Trump's rough discourse has uncovered simmering resentment against Mexico among Americans, which began with NAFTA and the job losses that it entailed for parts of the U.S.
MEXICO CITY — The irritation is palpable and plainly justified: The risks of a Trump presidency for this country are obvious and his jibes at Mexico and the Mexicans, unacceptable. Nobody disputes this. The question for us is whether Mexico can have a hand in stopping Donald Trump and derailing his candidacy, without provoking an unforeseen backlash?
Our geography has granted us great economic opportunity, but we have not become a great political power. I don't think anyone will declare Mexico to be major regional power in Latin America. With that in mind though, and without underestimating our tarnished national dignity, the Mexican response to Trump cannot be visceral: We must act in such a way as to improve our options without raising the risks.
Changing the word "enemy" for "neighbor," nobody could say it better than the philosopher of war, Sun Tzu: "If you know your enemy and yourself, you need not fear the results of a hundred battles. If you know yourself but not your enemy, for every victory, you will suffer a defeat. If you know neither your enemy nor yourself, you will be defeated at every battle."
The little actor's strategy before a much bigger one has to be to contemplate the circumstances and possible consequences of his actions. For months now, the Mexican government has been acting with some presumption perhaps when promoting the naturalization in the U.S. of those Mexicans that meet the conditions, especially in "swing states" that are evenly split between Republicans and Democrats. The presumption is that their vote could make a difference on election day. While the numerical logic is clear, the political reasoning is not. Because we might then face not just the "wrong" president, but also his wrath.
Clearly, Mexico must do something that does not entail devastating risks. Many Mexican presidents have gone to the U.S. Congress in the past for some straight talking, and some have even gone beyond bilateral issues like migration or arms, to venture into sensitive issues like the Middle East or Vietnam.

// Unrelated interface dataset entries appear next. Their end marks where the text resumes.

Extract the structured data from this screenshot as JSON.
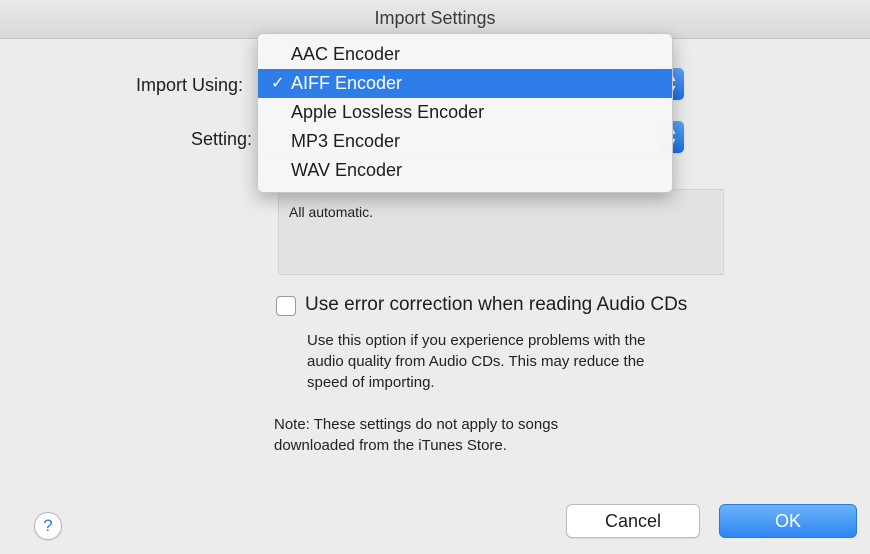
{
  "window": {
    "title": "Import Settings"
  },
  "form": {
    "import_using_label": "Import Using:",
    "setting_label": "Setting:",
    "description": "All automatic."
  },
  "error_correction": {
    "label": "Use error correction when reading Audio CDs",
    "checked": false,
    "help_lines": [
      "Use this option if you experience problems with the",
      "audio quality from Audio CDs.  This may reduce the",
      "speed of importing."
    ]
  },
  "note": {
    "lines": [
      "Note: These settings do not apply to songs",
      "downloaded from the iTunes Store."
    ]
  },
  "encoder_menu": {
    "items": [
      {
        "label": "AAC Encoder",
        "selected": false
      },
      {
        "label": "AIFF Encoder",
        "selected": true
      },
      {
        "label": "Apple Lossless Encoder",
        "selected": false
      },
      {
        "label": "MP3 Encoder",
        "selected": false
      },
      {
        "label": "WAV Encoder",
        "selected": false
      }
    ],
    "check_glyph": "✓"
  },
  "buttons": {
    "help": "?",
    "cancel": "Cancel",
    "ok": "OK"
  },
  "colors": {
    "accent": "#2f7de8",
    "window_bg": "#ececec"
  }
}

None managed to sway congressional opinion, and it would have been absurd to expect it when you think how vigorously Mexicans have rejected any U.S. interference in their internal affairs.
In Trump's case particularly, evidence suggests that his campaign ratings have improved every time a Mexican public figure, like the former conservative president Vicente Fox, criticized him on television. Trump's solid base of supporters fervently believes in his message and any help on our part is welcome! Quite simply, we mustn't stoke the fire.
Since the late 1980s, Mexican governments have had excellent ties with the United States. The interaction between the states is smooth, and any problems or complaints are given attention, if not always swiftly resolved. On two occasions at least half the Obama administration came to Mexico City to prevent an increase in tensions.
The problem is not one of relations with the U.S. government, but with its citizens. That is where the trust deficit lies, and at least part of the reason why Trump's anti-Mexican discourse is vigorous and eagerly heard.
The NAFTA free-trade pact opened a world of opportunities for investment in Mexico and of exports of manufactures toward our neighbors. The big cost was to turn us into a domestic affair of the United States. The Americans used to view Mexico as a key country until the 1990s even if debates were restricted to specialized agencies dealing with drugs or crime. The debate over the North American Free Trade Agreement (NAFTA) changed this and created a stigma around Mexico for those hit by job losses with the transfer of firms and factories onto Mexican soil or beyond. The political reality is that Mexico has taken the blame for so many ills for which we were not responsible, but not that this matters in campaign politics.
What matters is that we did nothing to stop it. After NAFTA's approval, we forgot about the U.S. society as a whole, which we had courted so much before to win its approval. We are paying the price and have to think of a response.
Clearly, in the long term, we must conquer American society with those assets of ours that are exceptional: culture, history, people, service, vitality, humor. In the short term, there isn't much else to do but build contacts and bridges with both campaign teams, explaining the Mexican perspective and working to minimize future harm. And also (silently) hope that one bad scenario doesn't come to pass.